__Task objective__: Retype each line below precisely and omit all images.

+++ The records

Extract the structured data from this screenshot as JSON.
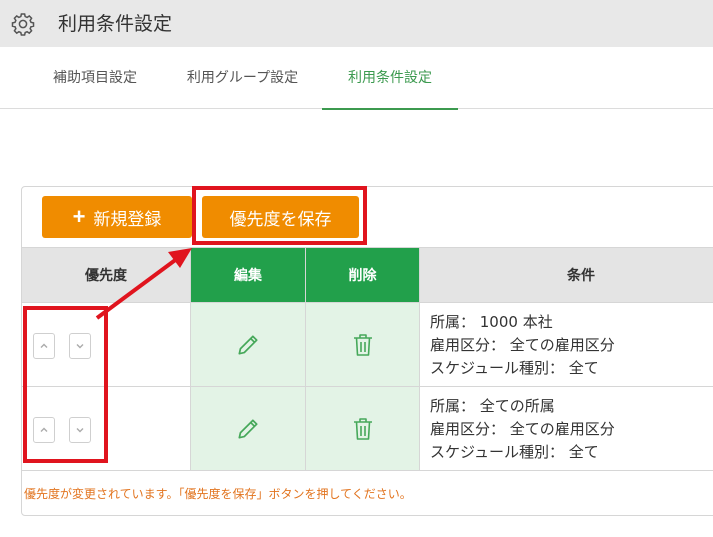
{
  "header": {
    "title": "利用条件設定",
    "icon": "gear-icon"
  },
  "tabs": [
    {
      "label": "補助項目設定"
    },
    {
      "label": "利用グループ設定"
    },
    {
      "label": "利用条件設定",
      "active": true
    }
  ],
  "toolbar": {
    "new_label": "新規登録",
    "save_label": "優先度を保存"
  },
  "table": {
    "headers": {
      "priority": "優先度",
      "edit": "編集",
      "delete": "削除",
      "condition": "条件"
    },
    "rows": [
      {
        "conditions": [
          "所属： 1000 本社",
          "雇用区分： 全ての雇用区分",
          "スケジュール種別： 全て"
        ]
      },
      {
        "conditions": [
          "所属： 全ての所属",
          "雇用区分： 全ての雇用区分",
          "スケジュール種別： 全て"
        ]
      }
    ]
  },
  "notice": "優先度が変更されています。「優先度を保存」ボタンを押してください。",
  "colors": {
    "accent_orange": "#f08c00",
    "header_green": "#22a04b",
    "annotation_red": "#e0141e",
    "active_tab": "#3c9a4f"
  }
}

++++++

__Written reply__:
Extract the structured data from this screenshot as JSON.
{
  "header": {
    "title": "利用条件設定",
    "icon": "gear-icon"
  },
  "tabs": [
    {
      "label": "補助項目設定"
    },
    {
      "label": "利用グループ設定"
    },
    {
      "label": "利用条件設定",
      "active": true
    }
  ],
  "toolbar": {
    "new_label": "新規登録",
    "save_label": "優先度を保存"
  },
  "table": {
    "headers": {
      "priority": "優先度",
      "edit": "編集",
      "delete": "削除",
      "condition": "条件"
    },
    "rows": [
      {
        "conditions": [
          "所属： 1000 本社",
          "雇用区分： 全ての雇用区分",
          "スケジュール種別： 全て"
        ]
      },
      {
        "conditions": [
          "所属： 全ての所属",
          "雇用区分： 全ての雇用区分",
          "スケジュール種別： 全て"
        ]
      }
    ]
  },
  "notice": "優先度が変更されています。「優先度を保存」ボタンを押してください。",
  "colors": {
    "accent_orange": "#f08c00",
    "header_green": "#22a04b",
    "annotation_red": "#e0141e",
    "active_tab": "#3c9a4f"
  }
}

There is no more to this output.